The broad aim of this work is to provide a comprehensive demonstration of the outstanding performances and industrial feasibility of a new OLED-on-silicon process which will enable OLED microdisplays to address new fast growing markets in the field of augmented reality thanks to a largely increased (10X) luminance and efficiency. Three main actions are considered in the project: the development of a new device architecture including CMOS backplane, OLED device architecture, and RGB primary generation, the implementation of the related manufacturing capability for the new architecture, and finally the demonstration of the performance in a prototype of an end product.
The first action includes in particular:
- Development of a highly efficient OLED device architecture for high brightness, performed by CEA-LETI and Microoled
- Development of a new architecture for the generation of the RGB color primaries, performed jointly by CEA-LETI, Microoled, ST, and Encapsulix
- Design and realization of a CMOS backplane circuit to drive the new optical device architecture. Design is performed by CEA-LETI and Microoled and manufacturing by ST.
In the end, display modules with a brightness of 3000cd/m² for full color representation will be demonstrated, which is ten times more compared to currently available devices.
The second action concerns the integration of the new architecture into the existing OLED-on-silicon process flow. The architecture will be optimized for manufacturability using existing tools and deposition process, by achieving the required efficiency and spectral performance with an adequate choice of industrial grade materials, by achieving good overall electro-optical performances compatible with CMOS, good lifetime and finally by having a significant improvement of process control during deposition, and a deposition of a large number of layers within a reasonable TACT time.

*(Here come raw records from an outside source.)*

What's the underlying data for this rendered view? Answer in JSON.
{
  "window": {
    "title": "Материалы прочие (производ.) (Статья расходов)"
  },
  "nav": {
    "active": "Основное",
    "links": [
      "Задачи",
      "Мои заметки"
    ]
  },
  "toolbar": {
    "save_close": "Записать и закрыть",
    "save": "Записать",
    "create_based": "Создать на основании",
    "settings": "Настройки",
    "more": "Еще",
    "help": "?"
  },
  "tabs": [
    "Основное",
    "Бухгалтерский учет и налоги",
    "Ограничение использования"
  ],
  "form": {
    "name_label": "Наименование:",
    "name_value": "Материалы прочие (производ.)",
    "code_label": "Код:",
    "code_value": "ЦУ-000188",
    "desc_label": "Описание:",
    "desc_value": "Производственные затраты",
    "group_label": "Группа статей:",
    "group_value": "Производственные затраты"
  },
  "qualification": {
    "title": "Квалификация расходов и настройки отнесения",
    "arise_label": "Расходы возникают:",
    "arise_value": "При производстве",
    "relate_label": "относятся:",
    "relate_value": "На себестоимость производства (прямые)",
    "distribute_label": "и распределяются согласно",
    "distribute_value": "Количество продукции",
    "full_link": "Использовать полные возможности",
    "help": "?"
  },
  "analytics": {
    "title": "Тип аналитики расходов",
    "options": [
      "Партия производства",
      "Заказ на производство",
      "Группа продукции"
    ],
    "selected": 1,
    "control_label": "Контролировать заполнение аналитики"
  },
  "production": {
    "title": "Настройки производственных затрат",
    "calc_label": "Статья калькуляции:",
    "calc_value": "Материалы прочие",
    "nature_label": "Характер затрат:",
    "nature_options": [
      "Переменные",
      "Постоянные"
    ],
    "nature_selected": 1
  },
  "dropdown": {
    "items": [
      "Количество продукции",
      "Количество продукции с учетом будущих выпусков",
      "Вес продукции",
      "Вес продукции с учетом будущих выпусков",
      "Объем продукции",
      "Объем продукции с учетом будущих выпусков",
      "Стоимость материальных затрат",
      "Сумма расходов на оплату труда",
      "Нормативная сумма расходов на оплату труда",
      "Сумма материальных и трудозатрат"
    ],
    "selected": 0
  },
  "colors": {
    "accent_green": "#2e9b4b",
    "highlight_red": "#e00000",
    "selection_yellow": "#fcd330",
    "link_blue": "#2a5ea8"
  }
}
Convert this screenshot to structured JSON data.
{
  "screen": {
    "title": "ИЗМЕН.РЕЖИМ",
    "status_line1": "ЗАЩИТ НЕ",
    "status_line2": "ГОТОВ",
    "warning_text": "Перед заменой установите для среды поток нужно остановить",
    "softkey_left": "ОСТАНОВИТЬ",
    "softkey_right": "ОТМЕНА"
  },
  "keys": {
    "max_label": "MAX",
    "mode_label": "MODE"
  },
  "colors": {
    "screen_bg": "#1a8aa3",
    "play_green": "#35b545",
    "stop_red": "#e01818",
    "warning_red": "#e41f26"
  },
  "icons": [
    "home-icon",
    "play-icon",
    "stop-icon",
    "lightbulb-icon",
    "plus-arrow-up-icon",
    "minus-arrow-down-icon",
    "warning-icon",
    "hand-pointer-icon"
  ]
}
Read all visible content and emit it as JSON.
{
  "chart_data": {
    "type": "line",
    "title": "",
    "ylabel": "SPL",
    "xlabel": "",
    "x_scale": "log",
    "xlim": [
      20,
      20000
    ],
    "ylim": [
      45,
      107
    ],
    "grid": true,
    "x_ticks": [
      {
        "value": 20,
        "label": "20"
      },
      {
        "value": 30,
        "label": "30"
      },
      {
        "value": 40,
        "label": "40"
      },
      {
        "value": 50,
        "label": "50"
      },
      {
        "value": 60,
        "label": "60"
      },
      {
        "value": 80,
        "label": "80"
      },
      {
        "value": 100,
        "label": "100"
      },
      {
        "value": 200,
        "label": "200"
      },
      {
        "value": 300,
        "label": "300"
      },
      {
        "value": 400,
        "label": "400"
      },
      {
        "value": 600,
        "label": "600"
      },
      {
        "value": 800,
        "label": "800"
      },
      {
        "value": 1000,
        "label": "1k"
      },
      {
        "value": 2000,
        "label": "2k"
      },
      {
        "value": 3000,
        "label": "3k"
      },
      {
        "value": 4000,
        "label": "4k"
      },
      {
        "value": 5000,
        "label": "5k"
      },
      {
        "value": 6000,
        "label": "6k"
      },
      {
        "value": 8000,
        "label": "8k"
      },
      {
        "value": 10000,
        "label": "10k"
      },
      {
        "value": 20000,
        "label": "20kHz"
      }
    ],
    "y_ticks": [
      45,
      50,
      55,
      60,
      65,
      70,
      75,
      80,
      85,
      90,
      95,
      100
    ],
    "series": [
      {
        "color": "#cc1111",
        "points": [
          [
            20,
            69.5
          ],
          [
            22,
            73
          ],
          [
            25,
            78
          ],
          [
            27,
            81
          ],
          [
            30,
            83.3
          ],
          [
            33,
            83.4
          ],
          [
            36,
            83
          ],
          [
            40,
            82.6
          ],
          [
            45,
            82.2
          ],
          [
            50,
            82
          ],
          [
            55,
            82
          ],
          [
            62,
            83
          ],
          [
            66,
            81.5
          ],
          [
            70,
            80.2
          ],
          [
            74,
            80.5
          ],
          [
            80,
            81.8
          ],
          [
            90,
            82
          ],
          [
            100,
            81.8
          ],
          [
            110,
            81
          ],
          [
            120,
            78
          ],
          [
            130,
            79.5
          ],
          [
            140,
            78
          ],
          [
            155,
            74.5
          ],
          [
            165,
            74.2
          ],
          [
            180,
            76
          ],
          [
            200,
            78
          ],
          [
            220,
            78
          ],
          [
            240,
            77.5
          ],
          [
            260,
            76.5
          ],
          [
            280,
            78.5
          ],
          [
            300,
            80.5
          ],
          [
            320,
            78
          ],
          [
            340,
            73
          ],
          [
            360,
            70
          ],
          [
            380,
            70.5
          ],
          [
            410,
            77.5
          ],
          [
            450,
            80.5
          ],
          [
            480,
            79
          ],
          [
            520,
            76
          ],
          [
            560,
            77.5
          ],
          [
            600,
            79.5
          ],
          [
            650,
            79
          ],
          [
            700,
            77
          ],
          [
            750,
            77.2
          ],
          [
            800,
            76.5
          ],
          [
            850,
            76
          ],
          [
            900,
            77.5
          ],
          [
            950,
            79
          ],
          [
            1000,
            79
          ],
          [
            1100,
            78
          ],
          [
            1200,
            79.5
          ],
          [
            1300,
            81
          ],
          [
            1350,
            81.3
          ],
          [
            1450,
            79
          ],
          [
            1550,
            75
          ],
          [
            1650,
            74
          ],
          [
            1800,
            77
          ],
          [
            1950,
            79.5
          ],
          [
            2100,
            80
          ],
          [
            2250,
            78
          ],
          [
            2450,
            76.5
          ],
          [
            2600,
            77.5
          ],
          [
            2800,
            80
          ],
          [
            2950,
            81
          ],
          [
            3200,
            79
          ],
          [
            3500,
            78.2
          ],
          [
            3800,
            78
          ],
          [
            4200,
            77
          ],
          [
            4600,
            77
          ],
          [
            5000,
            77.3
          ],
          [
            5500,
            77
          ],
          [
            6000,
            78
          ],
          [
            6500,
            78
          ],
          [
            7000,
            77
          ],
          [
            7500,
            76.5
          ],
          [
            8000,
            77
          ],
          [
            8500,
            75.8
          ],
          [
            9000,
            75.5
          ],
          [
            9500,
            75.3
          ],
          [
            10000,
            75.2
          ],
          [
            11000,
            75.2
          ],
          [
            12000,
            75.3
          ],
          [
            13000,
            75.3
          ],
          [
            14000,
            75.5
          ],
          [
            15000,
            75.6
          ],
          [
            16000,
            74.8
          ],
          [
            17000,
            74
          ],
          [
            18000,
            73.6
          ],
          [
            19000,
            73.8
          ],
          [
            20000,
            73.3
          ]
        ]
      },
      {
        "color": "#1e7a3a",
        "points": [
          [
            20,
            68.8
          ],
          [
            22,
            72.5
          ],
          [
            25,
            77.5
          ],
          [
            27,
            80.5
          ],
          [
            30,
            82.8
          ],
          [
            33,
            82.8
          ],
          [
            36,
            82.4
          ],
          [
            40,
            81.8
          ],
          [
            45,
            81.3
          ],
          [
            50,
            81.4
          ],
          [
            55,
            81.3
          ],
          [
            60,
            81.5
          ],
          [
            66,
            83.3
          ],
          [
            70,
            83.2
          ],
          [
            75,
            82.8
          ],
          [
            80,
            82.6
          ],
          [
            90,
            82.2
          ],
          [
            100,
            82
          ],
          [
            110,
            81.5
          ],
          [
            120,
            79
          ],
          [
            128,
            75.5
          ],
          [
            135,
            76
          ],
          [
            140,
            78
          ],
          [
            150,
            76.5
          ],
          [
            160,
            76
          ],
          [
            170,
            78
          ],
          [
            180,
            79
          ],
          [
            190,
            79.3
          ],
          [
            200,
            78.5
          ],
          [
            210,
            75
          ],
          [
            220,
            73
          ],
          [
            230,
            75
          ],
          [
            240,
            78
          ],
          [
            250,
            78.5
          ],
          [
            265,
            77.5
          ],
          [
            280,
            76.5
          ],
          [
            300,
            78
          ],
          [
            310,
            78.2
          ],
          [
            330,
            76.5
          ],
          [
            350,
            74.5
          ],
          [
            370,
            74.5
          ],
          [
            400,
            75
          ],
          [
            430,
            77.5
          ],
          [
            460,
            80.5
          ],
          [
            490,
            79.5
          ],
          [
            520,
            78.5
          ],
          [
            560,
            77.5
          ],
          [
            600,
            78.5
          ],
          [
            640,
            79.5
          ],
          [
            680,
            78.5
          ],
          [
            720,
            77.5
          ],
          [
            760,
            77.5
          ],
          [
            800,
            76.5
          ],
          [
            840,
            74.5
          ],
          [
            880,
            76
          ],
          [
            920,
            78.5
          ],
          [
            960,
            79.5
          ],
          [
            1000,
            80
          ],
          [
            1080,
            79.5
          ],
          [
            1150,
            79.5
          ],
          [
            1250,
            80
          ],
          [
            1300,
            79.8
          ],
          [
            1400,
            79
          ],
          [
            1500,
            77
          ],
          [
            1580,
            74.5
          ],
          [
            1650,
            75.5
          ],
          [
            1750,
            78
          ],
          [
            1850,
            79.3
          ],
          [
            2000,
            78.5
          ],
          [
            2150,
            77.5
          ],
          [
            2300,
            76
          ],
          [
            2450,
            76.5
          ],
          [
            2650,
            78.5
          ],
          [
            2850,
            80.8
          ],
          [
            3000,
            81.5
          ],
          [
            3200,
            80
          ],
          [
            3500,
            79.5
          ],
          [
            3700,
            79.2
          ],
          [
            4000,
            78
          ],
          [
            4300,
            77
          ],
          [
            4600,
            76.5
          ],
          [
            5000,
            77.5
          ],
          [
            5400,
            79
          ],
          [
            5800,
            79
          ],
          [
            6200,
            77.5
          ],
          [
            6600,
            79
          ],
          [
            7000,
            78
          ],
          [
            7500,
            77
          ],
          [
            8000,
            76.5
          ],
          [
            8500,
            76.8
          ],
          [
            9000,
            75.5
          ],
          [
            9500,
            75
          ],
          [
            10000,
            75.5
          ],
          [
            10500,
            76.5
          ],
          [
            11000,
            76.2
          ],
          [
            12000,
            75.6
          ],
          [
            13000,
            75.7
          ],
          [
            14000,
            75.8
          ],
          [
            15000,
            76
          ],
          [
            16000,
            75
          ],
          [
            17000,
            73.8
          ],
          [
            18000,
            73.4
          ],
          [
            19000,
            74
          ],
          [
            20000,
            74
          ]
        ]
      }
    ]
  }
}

In parallel, the potential of the new technology will be demonstrated with a product demonstrator of a typical end-product that requires high luminance OLED microdisplays. The end product is provided by Polaris Vision Systems.